ravine I awoke to strange sounds, and soon recognized the cracking of
iron-shod hoofs against stone; then voices. Turning an abrupt bend in
the sandy wash, I ran into Jones and Wallace.
"Fall in! Line up in the sad procession!" said Jones. "Tige and the pup
are faithful. The rest of the dogs are somewhere between the Grand
Canyon and the Utah desert."
I related my adventures, and tried to spare Moze and Sounder as much as
conscience would permit.
"Hard luck!" commented Jones. "Just as the hounds jumped the
cougar—Oh! they bounced him out of the rocks all right—don't you
remember, just under that cliff wall where you and Wallace came up to
me? Well, just as they jumped him, they ran right into fresh deer
tracks. I saw one of the deer. Now that's too much for any hounds,
except those trained for lions. I shot at Moze twice, but couldn't turn
him. He has to be hurt, they've all got to be hurt to make them
Wallace told of a wild ride somewhere in Jones's wake, and of sundry
knocks and bruises he had sustained, of pieces of corduroy he had left
decorating the cedars and of a most humiliating event, where a gaunt
and bare pinyon snag had penetrated under his belt and lifted him, mad
and kicking, off his horse.
"These Western nags will hang you on a line every chance they get,"
declared Jones, "and don't you overlook that. Well, there's the cabin.
We'd better stay here a few days or a week and break in the dogs and
horses, for this day's work was apple pie to what we'll get in the
I groaned inwardly, and was remorselessly glad to see Wallace fall off
his horse and walk on one leg to the cabin. When I got my saddle off
Satan, had given him a drink and hobbled him, I crept into the cabin
and dropped like a log. I felt as if every bone in my body was broken
and my flesh was raw.
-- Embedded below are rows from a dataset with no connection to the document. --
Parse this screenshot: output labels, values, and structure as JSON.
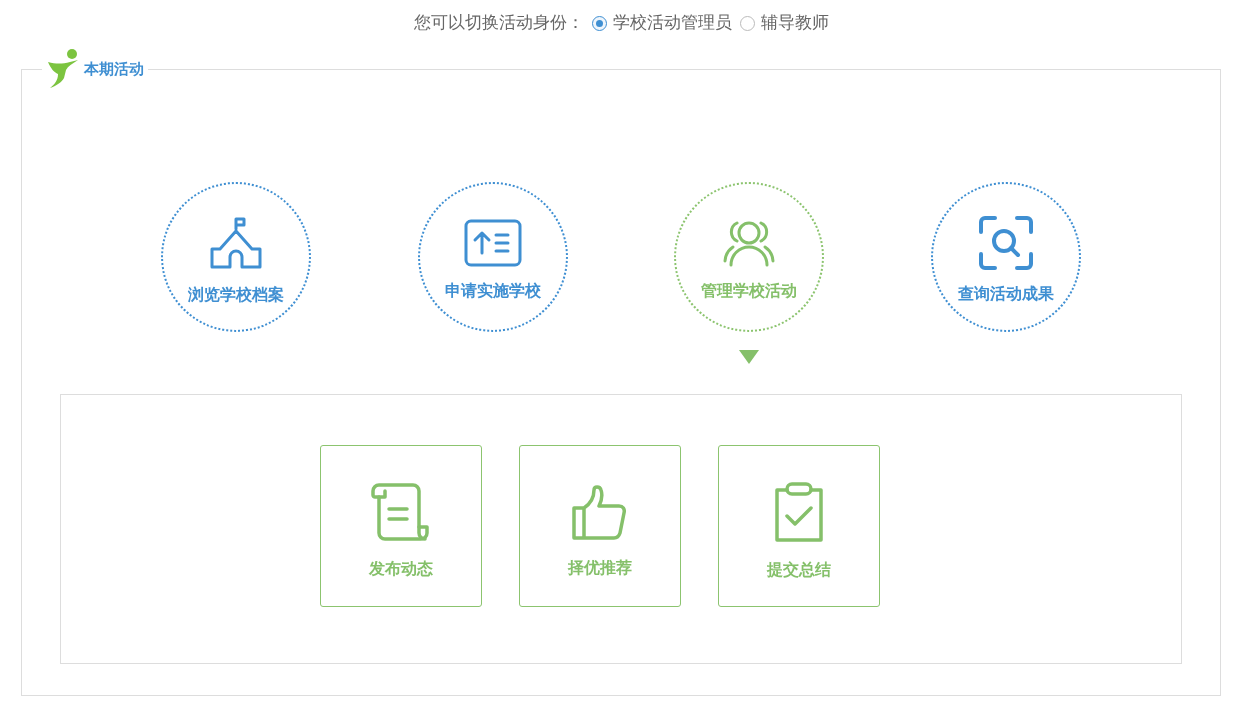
{
  "role_switch": {
    "label": "您可以切换活动身份：",
    "options": [
      {
        "label": "学校活动管理员",
        "selected": true
      },
      {
        "label": "辅导教师",
        "selected": false
      }
    ]
  },
  "panel": {
    "title": "本期活动"
  },
  "activities": [
    {
      "kind": "school",
      "label": "浏览学校档案",
      "selected": false
    },
    {
      "kind": "apply",
      "label": "申请实施学校",
      "selected": false
    },
    {
      "kind": "people",
      "label": "管理学校活动",
      "selected": true
    },
    {
      "kind": "search",
      "label": "查询活动成果",
      "selected": false
    }
  ],
  "actions": [
    {
      "kind": "scroll",
      "label": "发布动态"
    },
    {
      "kind": "thumb",
      "label": "择优推荐"
    },
    {
      "kind": "clipboard",
      "label": "提交总结"
    }
  ]
}
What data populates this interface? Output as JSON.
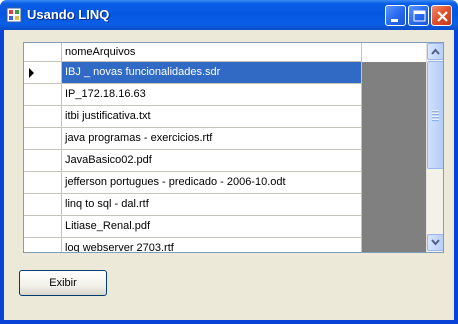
{
  "window": {
    "title": "Usando LINQ"
  },
  "grid": {
    "column_header": "nomeArquivos",
    "selected_index": 0,
    "rows": [
      "IBJ _ novas funcionalidades.sdr",
      "IP_172.18.16.63",
      "itbi justificativa.txt",
      "java programas - exercicios.rtf",
      "JavaBasico02.pdf",
      "jefferson portugues - predicado - 2006-10.odt",
      "linq to sql - dal.rtf",
      "Litiase_Renal.pdf",
      "log webserver 2703.rtf"
    ]
  },
  "actions": {
    "exibir_label": "Exibir"
  },
  "colors": {
    "selection": "#316ac5",
    "titlebar": "#0a5fe6",
    "client": "#ece9d8"
  },
  "icons": {
    "minimize": "minimize-icon",
    "maximize": "maximize-icon",
    "close": "close-icon"
  }
}
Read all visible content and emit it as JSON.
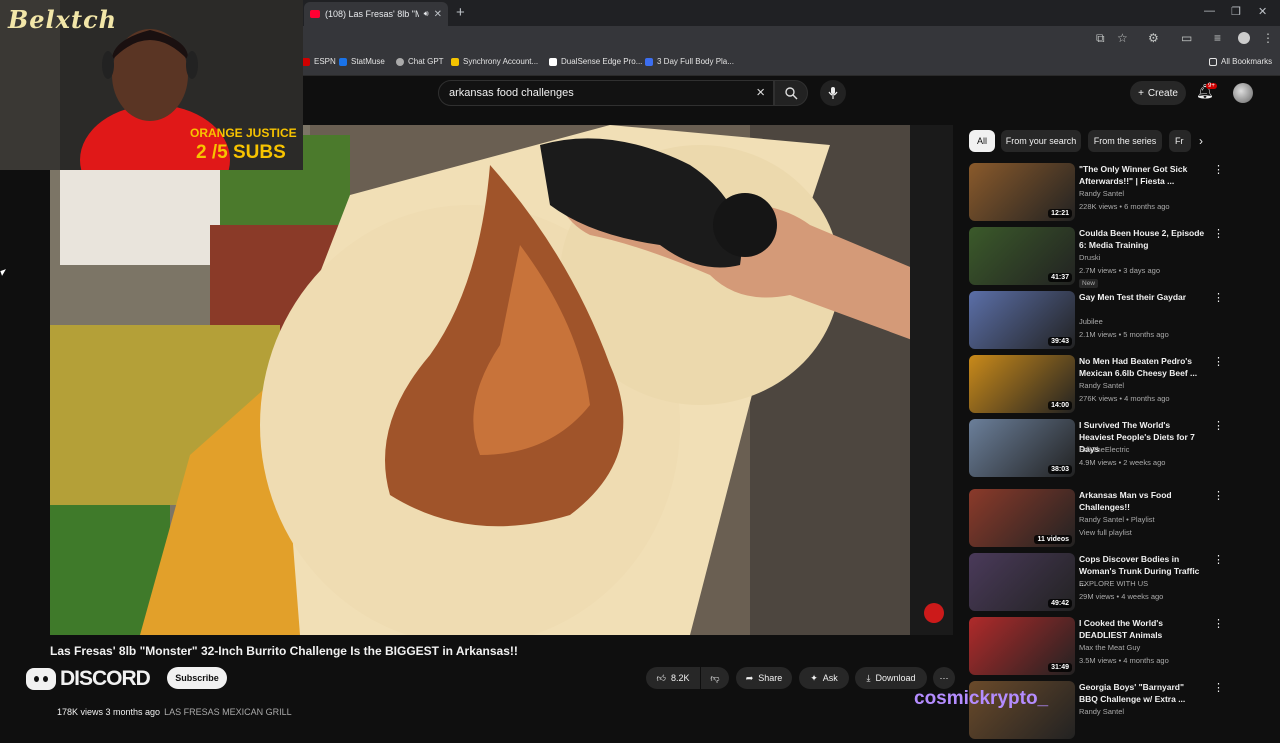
{
  "browser": {
    "tab_title": "(108) Las Fresas' 8lb \"Monst",
    "window_buttons": [
      "—",
      "❐",
      "✕"
    ],
    "bookmarks": [
      {
        "label": "ESPN",
        "color": "#d00000"
      },
      {
        "label": "StatMuse",
        "color": "#1a73e8"
      },
      {
        "label": "Chat GPT",
        "color": "#aaaaaa"
      },
      {
        "label": "Synchrony Account...",
        "color": "#f5c400"
      },
      {
        "label": "DualSense Edge Pro...",
        "color": "#ffffff"
      },
      {
        "label": "3 Day Full Body Pla...",
        "color": "#3c6ef0"
      }
    ],
    "all_bookmarks": "All Bookmarks"
  },
  "overlay": {
    "streamer_logo": "Belxtch",
    "goal_label": "ORANGE JUSTICE",
    "goal_progress": "2  /5 SUBS",
    "discord": "DISCORD",
    "cosmick": "cosmickrypto_"
  },
  "header": {
    "search_value": "arkansas food challenges",
    "create_label": "Create",
    "notifications_badge": "9+"
  },
  "video": {
    "title": "Las Fresas' 8lb \"Monster\" 32-Inch Burrito Challenge Is the BIGGEST in Arkansas!!",
    "subscribe_label": "Subscribe",
    "likes": "8.2K",
    "share_label": "Share",
    "ask_label": "Ask",
    "download_label": "Download",
    "views_line": "178K views  3 months ago",
    "channel_name": "LAS FRESAS MEXICAN GRILL"
  },
  "chips": [
    "All",
    "From your search",
    "From the series",
    "Fr"
  ],
  "recommendations": [
    {
      "title": "\"The Only Winner Got Sick Afterwards!!\" | Fiesta ...",
      "channel": "Randy Santel",
      "meta": "228K views • 6 months ago",
      "duration": "12:21",
      "badge": "",
      "thumb": "#8a5a2b"
    },
    {
      "title": "Coulda Been House 2, Episode 6: Media Training",
      "channel": "Druski",
      "meta": "2.7M views • 3 days ago",
      "duration": "41:37",
      "badge": "New",
      "thumb": "#3b5a2a"
    },
    {
      "title": "Gay Men Test their Gaydar",
      "channel": "Jubilee",
      "meta": "2.1M views • 5 months ago",
      "duration": "39:43",
      "badge": "",
      "thumb": "#5b6fa8"
    },
    {
      "title": "No Men Had Beaten Pedro's Mexican 6.6lb Cheesy Beef ...",
      "channel": "Randy Santel",
      "meta": "276K views • 4 months ago",
      "duration": "14:00",
      "badge": "",
      "thumb": "#c98a1a"
    },
    {
      "title": "I Survived The World's Heaviest People's Diets for 7 Days",
      "channel": "ErikTheElectric",
      "meta": "4.9M views • 2 weeks ago",
      "duration": "38:03",
      "badge": "",
      "thumb": "#6b7f9a"
    },
    {
      "title": "Arkansas Man vs Food Challenges!!",
      "channel": "Randy Santel • Playlist",
      "meta": "View full playlist",
      "duration": "11 videos",
      "badge": "",
      "thumb": "#8b3a2a"
    },
    {
      "title": "Cops Discover Bodies in Woman's Trunk During Traffic ...",
      "channel": "EXPLORE WITH US",
      "meta": "29M views • 4 weeks ago",
      "duration": "49:42",
      "badge": "",
      "thumb": "#4a3a5a"
    },
    {
      "title": "I Cooked the World's DEADLIEST Animals",
      "channel": "Max the Meat Guy",
      "meta": "3.5M views • 4 months ago",
      "duration": "31:49",
      "badge": "",
      "thumb": "#b02a2a"
    },
    {
      "title": "Georgia Boys' \"Barnyard\" BBQ Challenge w/ Extra ...",
      "channel": "Randy Santel",
      "meta": "",
      "duration": "",
      "badge": "",
      "thumb": "#6a4a2a"
    }
  ]
}
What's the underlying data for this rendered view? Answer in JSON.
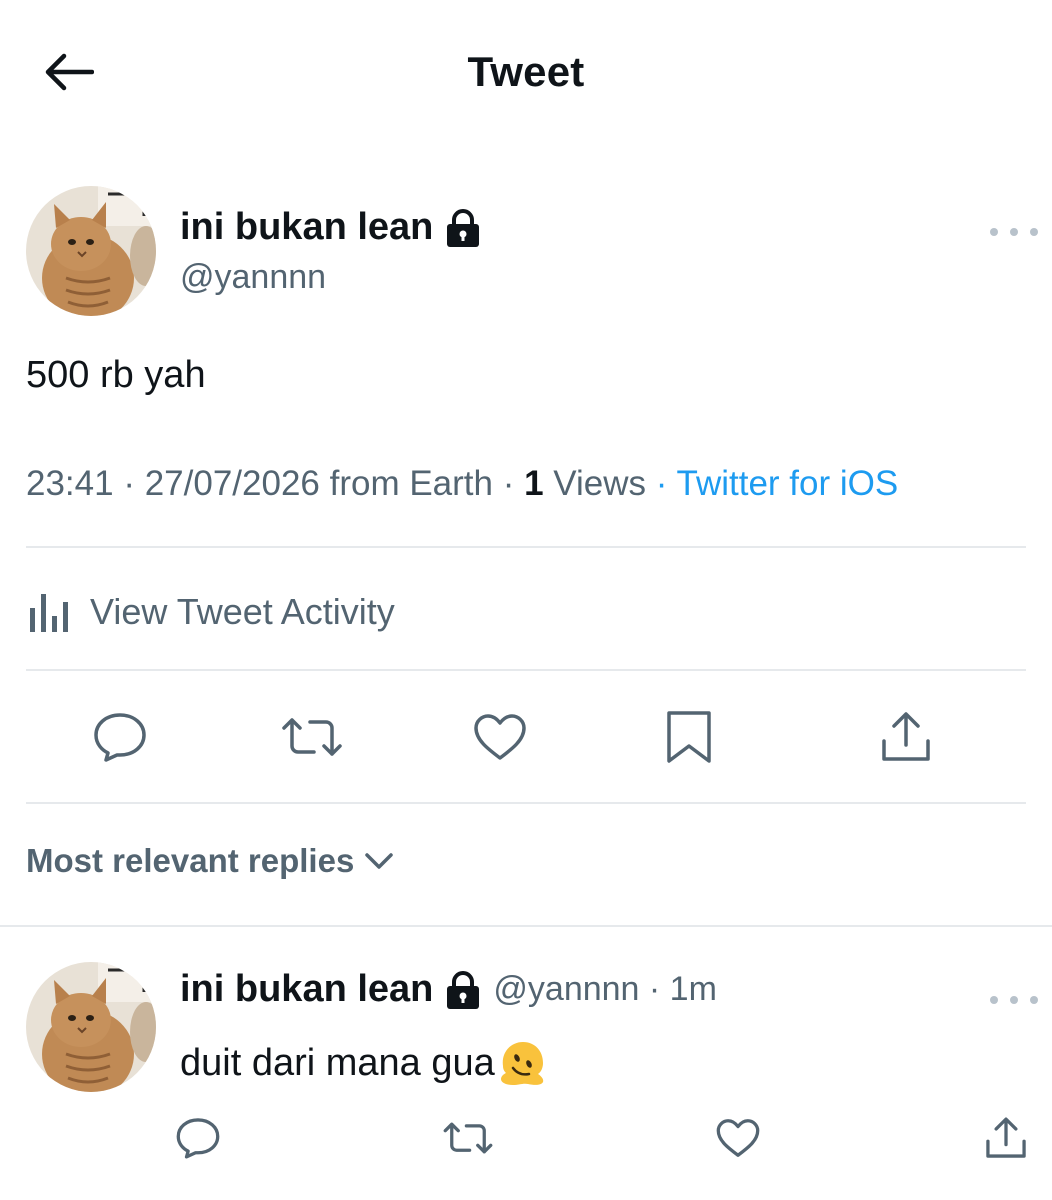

I got gleeful gratification from Wallace's
complaints, and Jones's remark that he had a stitch in his back. So
ended the first chase after cougars.